- Plan ahead. Now that you’ve created your resolutions, plan the specific actions you’ll need to take to achieve them. Don’t leave it to chance! For example, if your goal is to "exercise daily," mark your calendar with the workout classes you’ll attend. Pack your gym bag the night before, and take healthy snacks to work or in your car for pre-workout energy. As another example, if your goal is to “eat healthy meals,” cook a week’s worth of soup, quinoa, vegetables, beans, etc. and pack your lunch each morning.
- Get to the source of what’s sabotaging your efforts. Are you in a bad relationship that causes you to splurge on sweets every night? Are you stressed out at work from a demanding boss and feel too drained to exercise after work? Keep a journal and get in touch with what's eating you. See if you can make slight changes to the way you respond to situations. You might realize, perhaps, that’s it’s time to look for a new job or relationship! When you are able to recognize and tackle the root cause of why you eat or why you don’t exercise, it will be easier to reach your goals without turning to food for “comfort.”
- Visualize what your life will look like when you achieve your resolutions. Start by asking yourself: What do I want and why do I want it? If you resolve to lose 20 pounds, how will this benefit you? (i.e. more energy, more confidence, longer life, etc.) Picture how you will look – what are you wearing? A little black dress? Skinny jeans? How do you feel? Visualizing yourself as having achieved your goals will help you stay on track toward what’s truly important to you.
- Share your resolutions with friends and family. When you tell others, your commitments become more real and you become accountable.
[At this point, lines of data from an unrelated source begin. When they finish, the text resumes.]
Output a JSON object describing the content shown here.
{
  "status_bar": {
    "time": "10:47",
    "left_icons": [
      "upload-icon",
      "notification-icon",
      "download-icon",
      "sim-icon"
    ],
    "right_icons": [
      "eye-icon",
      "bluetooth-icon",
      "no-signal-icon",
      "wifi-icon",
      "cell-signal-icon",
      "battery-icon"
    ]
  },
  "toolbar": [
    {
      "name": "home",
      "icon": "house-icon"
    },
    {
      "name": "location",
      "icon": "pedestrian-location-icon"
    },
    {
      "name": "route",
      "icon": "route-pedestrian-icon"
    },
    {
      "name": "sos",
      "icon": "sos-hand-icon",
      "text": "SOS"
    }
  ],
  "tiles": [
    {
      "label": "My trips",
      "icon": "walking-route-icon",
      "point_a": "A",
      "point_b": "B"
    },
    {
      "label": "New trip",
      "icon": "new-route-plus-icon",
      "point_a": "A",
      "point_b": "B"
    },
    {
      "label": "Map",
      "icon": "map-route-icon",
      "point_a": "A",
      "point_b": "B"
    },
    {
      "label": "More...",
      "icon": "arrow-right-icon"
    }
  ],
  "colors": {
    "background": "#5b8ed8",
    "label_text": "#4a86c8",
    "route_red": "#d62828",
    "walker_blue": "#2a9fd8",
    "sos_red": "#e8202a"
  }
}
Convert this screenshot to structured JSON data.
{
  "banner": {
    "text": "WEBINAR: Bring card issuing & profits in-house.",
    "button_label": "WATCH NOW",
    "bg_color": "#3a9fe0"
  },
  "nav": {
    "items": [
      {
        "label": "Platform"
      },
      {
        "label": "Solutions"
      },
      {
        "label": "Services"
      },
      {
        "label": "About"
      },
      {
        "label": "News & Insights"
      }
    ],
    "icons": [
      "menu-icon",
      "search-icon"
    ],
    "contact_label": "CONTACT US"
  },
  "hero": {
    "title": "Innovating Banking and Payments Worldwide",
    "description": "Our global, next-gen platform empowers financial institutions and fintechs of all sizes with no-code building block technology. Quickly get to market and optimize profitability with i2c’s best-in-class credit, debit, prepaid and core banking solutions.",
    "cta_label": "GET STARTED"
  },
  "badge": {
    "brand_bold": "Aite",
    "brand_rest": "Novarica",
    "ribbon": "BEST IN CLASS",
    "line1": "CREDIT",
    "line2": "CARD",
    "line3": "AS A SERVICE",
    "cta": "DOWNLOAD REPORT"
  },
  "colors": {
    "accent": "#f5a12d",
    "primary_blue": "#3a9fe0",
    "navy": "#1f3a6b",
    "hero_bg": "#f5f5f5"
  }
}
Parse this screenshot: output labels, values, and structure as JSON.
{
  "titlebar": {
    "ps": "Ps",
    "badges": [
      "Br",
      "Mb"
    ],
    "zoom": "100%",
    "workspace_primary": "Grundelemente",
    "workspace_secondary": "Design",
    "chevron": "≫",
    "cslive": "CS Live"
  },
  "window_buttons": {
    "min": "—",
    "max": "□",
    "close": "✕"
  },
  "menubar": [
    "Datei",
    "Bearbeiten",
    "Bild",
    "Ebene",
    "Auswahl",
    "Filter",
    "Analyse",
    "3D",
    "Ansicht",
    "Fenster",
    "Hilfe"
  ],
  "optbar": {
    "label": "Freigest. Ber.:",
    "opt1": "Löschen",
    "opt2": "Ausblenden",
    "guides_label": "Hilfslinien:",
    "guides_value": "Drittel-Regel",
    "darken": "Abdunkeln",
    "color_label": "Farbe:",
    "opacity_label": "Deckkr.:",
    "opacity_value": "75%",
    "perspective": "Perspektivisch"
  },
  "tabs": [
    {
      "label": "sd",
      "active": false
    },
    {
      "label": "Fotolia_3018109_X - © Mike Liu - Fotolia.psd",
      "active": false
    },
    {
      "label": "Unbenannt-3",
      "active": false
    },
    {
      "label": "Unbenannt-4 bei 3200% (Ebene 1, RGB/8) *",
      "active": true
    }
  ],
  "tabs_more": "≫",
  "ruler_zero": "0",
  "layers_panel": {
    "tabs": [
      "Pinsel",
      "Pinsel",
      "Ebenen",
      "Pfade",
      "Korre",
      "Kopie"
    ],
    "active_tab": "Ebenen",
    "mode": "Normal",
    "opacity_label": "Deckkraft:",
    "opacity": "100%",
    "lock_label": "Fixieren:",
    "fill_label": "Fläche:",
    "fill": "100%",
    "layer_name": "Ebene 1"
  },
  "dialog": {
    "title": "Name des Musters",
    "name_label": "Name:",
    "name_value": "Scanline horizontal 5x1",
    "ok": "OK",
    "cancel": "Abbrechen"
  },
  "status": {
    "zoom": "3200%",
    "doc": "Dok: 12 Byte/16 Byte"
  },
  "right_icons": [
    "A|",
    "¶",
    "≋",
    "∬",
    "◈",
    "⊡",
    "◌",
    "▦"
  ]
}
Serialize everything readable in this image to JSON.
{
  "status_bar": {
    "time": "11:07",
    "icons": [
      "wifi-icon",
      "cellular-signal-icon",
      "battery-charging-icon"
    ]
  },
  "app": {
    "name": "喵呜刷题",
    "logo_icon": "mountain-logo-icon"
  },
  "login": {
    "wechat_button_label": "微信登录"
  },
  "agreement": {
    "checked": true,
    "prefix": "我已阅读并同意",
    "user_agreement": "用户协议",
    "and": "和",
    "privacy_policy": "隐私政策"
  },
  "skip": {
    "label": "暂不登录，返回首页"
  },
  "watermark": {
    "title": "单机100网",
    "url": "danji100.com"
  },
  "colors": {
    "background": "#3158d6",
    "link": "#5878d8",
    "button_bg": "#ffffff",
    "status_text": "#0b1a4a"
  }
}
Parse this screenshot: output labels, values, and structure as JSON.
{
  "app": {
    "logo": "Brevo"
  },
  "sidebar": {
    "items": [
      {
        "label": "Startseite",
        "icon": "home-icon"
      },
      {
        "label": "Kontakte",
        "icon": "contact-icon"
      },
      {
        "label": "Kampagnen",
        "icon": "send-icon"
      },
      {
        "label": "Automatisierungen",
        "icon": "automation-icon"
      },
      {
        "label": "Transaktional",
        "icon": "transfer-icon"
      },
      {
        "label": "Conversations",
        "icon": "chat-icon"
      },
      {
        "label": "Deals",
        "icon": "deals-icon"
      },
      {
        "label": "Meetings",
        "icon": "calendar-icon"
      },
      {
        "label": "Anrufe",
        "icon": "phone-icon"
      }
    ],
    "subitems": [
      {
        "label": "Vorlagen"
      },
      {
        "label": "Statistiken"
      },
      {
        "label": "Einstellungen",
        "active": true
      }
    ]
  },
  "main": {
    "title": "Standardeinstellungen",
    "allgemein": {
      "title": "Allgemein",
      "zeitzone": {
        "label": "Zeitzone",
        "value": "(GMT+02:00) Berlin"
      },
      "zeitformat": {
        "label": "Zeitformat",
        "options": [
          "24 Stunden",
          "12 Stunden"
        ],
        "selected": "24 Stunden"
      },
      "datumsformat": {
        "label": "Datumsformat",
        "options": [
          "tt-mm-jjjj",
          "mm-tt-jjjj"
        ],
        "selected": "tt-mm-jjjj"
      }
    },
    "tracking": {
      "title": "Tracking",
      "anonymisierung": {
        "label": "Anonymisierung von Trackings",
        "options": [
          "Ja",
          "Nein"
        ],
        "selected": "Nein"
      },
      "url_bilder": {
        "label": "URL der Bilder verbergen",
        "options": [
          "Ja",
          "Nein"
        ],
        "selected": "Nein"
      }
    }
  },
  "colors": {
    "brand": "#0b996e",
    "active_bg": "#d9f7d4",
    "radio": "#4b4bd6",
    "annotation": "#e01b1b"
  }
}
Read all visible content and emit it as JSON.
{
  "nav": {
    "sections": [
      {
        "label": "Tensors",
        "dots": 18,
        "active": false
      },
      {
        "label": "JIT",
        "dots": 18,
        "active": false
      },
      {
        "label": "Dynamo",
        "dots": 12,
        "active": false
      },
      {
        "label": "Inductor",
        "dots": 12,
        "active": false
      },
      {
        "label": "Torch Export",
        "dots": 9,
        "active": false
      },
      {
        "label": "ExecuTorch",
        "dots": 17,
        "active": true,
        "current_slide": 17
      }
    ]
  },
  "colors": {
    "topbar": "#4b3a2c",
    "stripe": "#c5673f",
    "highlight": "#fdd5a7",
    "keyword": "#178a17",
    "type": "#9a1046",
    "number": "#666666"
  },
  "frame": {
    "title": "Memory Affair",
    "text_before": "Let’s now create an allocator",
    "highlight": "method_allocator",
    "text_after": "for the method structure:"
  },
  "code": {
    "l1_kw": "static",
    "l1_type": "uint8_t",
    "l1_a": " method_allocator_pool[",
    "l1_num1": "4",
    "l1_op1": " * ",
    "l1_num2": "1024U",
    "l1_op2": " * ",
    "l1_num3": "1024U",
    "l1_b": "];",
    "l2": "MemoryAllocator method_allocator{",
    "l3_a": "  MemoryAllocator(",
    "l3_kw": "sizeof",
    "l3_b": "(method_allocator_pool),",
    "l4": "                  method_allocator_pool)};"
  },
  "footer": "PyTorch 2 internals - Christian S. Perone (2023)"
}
Consider finding a “workout buddy” or invite friends over to cook and eat new healthy recipes.
Use these tips and you’re on track to keep those New Year’s resolutions!